Once again, let’s take a peek [Lifestyle theme] into the “Lifestyles of the Rich … and Cranky.”
Enjoying Hightower? How about a weekly email that gives you the full scoop?
You think you’ve got it tough trying to find affordable housing or trying to figure out how you can pay for a two-bedroom apartment instead of the one-bedroom you’re now in? Well you don’t know the meaning of troubles, bucko, until you’ve walked a mile in the Guccis of those poor rich people who are dealing in the luxury housing market.

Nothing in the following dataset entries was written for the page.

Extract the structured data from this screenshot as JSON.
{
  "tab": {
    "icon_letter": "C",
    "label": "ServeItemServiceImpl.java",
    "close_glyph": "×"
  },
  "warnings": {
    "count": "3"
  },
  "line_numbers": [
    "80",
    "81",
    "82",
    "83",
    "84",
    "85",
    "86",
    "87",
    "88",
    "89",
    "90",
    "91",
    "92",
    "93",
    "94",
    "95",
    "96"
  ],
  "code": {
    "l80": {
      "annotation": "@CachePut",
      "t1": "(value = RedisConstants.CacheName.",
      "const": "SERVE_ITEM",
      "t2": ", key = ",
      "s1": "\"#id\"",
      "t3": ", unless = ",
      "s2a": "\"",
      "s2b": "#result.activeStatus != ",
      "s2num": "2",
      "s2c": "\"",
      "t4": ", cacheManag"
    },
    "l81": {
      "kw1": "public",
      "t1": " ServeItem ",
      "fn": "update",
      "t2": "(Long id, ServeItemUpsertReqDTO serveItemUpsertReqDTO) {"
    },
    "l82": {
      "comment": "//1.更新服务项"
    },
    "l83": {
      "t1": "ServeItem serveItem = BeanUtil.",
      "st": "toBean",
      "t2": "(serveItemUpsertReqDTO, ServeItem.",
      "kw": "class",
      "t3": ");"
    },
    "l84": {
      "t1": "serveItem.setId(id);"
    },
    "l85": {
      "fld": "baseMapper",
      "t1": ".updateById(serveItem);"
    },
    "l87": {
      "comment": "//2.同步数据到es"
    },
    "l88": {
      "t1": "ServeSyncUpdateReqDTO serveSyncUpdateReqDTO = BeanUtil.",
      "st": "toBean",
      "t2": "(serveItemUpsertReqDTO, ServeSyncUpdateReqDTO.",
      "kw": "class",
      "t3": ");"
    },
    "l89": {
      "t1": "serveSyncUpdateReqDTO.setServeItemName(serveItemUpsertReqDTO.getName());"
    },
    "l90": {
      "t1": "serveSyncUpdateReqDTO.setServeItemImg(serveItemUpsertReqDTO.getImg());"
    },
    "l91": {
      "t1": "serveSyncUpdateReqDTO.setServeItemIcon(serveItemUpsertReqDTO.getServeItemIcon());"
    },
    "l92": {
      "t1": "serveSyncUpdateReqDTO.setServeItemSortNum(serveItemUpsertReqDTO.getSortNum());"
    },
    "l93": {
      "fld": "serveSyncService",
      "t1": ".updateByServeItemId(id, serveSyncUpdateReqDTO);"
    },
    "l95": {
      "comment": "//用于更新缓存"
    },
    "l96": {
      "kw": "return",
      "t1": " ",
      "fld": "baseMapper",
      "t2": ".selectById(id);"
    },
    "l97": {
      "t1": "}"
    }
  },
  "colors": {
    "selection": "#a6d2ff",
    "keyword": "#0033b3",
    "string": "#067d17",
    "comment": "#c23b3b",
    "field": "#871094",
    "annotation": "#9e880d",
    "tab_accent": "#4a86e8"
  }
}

Yes, the general housing market has cooled down all across America, but stop thinking about yourself. The high-end housing market is booming, and it’s a struggle for folks there to get what they want. Take the case of a couple in Manhattan who recently found a sweet little duplex off Park Avenue. It was only $6 million, so of course they jumped on it. Indeed, they tacked an extra half-million dollars onto the asking price in order to fend off competing buyers.

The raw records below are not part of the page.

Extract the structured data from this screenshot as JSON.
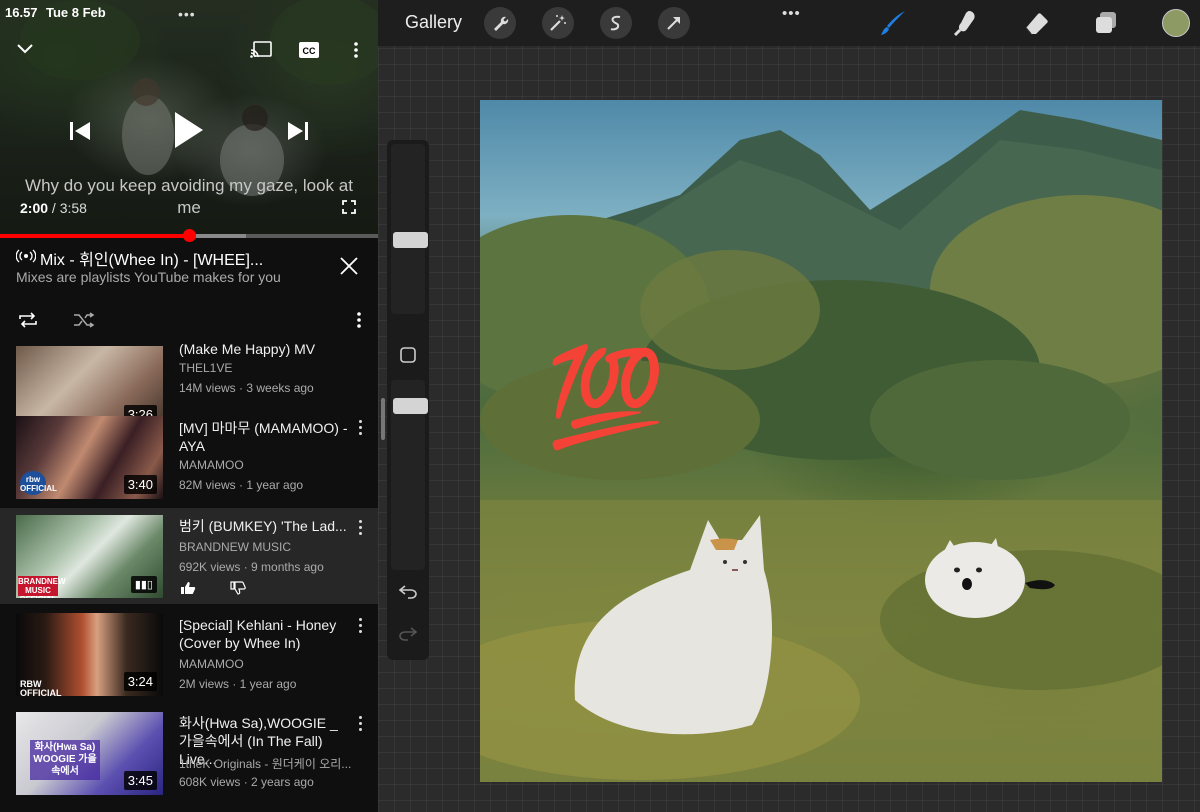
{
  "status": {
    "time": "16.57",
    "date": "Tue 8 Feb"
  },
  "player": {
    "lyric": "Why do you keep avoiding my gaze, look at me",
    "current_time": "2:00",
    "separator": "/",
    "duration": "3:58",
    "progress": 0.5,
    "buffered": 0.65
  },
  "mix": {
    "title": "Mix - 휘인(Whee In) - [WHEE]...",
    "subtitle": "Mixes are playlists YouTube makes for you"
  },
  "playlist": [
    {
      "title": "(Make Me Happy) MV",
      "channel": "THEL1VE",
      "meta": "14M views · 3 weeks ago",
      "duration": "3:26",
      "active": false
    },
    {
      "title": "[MV] 마마무 (MAMAMOO) - AYA",
      "channel": "MAMAMOO",
      "meta": "82M views · 1 year ago",
      "duration": "3:40",
      "active": false,
      "thumb_logo": "rbw OFFICIAL"
    },
    {
      "title": "범키 (BUMKEY) 'The Lad...",
      "channel": "BRANDNEW MUSIC",
      "meta": "692K views · 9 months ago",
      "duration": "",
      "active": true,
      "thumb_logo": "BRANDNEW MUSIC OFFICIAL"
    },
    {
      "title": "[Special] Kehlani - Honey (Cover by Whee In)",
      "channel": "MAMAMOO",
      "meta": "2M views · 1 year ago",
      "duration": "3:24",
      "active": false,
      "thumb_logo": "RBW OFFICIAL"
    },
    {
      "title": "화사(Hwa Sa),WOOGIE _ 가을속에서 (In The Fall) Live...",
      "channel": "1theK Originals - 원더케이 오리...",
      "meta": "608K views · 2 years ago",
      "duration": "3:45",
      "active": false,
      "thumb_logo": "화사(Hwa Sa) WOOGIE 가을속에서"
    }
  ],
  "procreate": {
    "gallery_label": "Gallery",
    "current_color": "#8e9a63",
    "brush_color": "#1f7fe0",
    "canvas_emoji": "💯"
  },
  "colors": {
    "accent": "#ff0000",
    "panel": "#0f0f0f",
    "active_row": "#272727"
  }
}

Buying it, however, was the least of their troubles. Naturally, they had to tear out the existing walls and flooring and renovate the space to suit their taste… as well as to suit their social ambitions. And, darling, luxury renovation is not for the meek. The lady of the house had to quit her banking job so she could devote full time to coordinating the restoration. There was a small army of some 50 architects, specialty decorators, expediters, staircase builders, audiovisual installers, and whatnot who were called in to make the place “just so.”

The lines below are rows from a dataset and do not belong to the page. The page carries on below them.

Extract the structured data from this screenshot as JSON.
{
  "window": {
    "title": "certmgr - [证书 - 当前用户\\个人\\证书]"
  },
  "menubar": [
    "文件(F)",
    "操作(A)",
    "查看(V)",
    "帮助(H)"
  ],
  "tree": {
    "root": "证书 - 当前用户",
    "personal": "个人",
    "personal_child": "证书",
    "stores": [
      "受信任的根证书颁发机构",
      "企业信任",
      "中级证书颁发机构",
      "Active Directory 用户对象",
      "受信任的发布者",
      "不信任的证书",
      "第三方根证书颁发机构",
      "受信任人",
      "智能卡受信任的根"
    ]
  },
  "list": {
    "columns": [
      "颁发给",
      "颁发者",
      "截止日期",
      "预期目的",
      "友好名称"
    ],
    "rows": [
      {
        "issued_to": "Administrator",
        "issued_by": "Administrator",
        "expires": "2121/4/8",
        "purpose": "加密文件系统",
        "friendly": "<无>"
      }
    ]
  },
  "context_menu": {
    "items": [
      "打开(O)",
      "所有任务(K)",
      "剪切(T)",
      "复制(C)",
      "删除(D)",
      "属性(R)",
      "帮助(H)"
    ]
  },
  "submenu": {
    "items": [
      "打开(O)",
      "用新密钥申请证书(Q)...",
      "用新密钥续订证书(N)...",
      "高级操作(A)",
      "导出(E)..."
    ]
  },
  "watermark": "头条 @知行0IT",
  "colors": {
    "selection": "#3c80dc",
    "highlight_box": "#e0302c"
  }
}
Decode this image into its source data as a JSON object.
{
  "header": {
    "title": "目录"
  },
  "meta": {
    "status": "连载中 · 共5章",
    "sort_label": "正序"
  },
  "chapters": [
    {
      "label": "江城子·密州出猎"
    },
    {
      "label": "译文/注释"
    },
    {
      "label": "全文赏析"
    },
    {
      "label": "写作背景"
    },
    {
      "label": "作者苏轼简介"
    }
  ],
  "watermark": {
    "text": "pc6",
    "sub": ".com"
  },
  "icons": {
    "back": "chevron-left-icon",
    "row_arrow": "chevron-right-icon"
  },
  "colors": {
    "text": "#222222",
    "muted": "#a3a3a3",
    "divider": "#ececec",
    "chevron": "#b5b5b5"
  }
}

Coping with luxury housing is harder than you riff-raff can imagine. I mean when you’re having kitchen cabinets built for you in Italy and purchasing a custom-made, wrap-around $30,000 couch – well, sweetheart, you’re going to have some headaches.
So, please, don’t tell us your tacky little stories of subprime mortgage woes, and don’t bore us with sadsack tales about your hunt for middle-class housing. Show a little love for those at the top, who’re struggling so mightily to make do in the Gilded Age.
“$6 Million for the Co-op, Then Start to Renovate,” The New York Times, October 6, 2007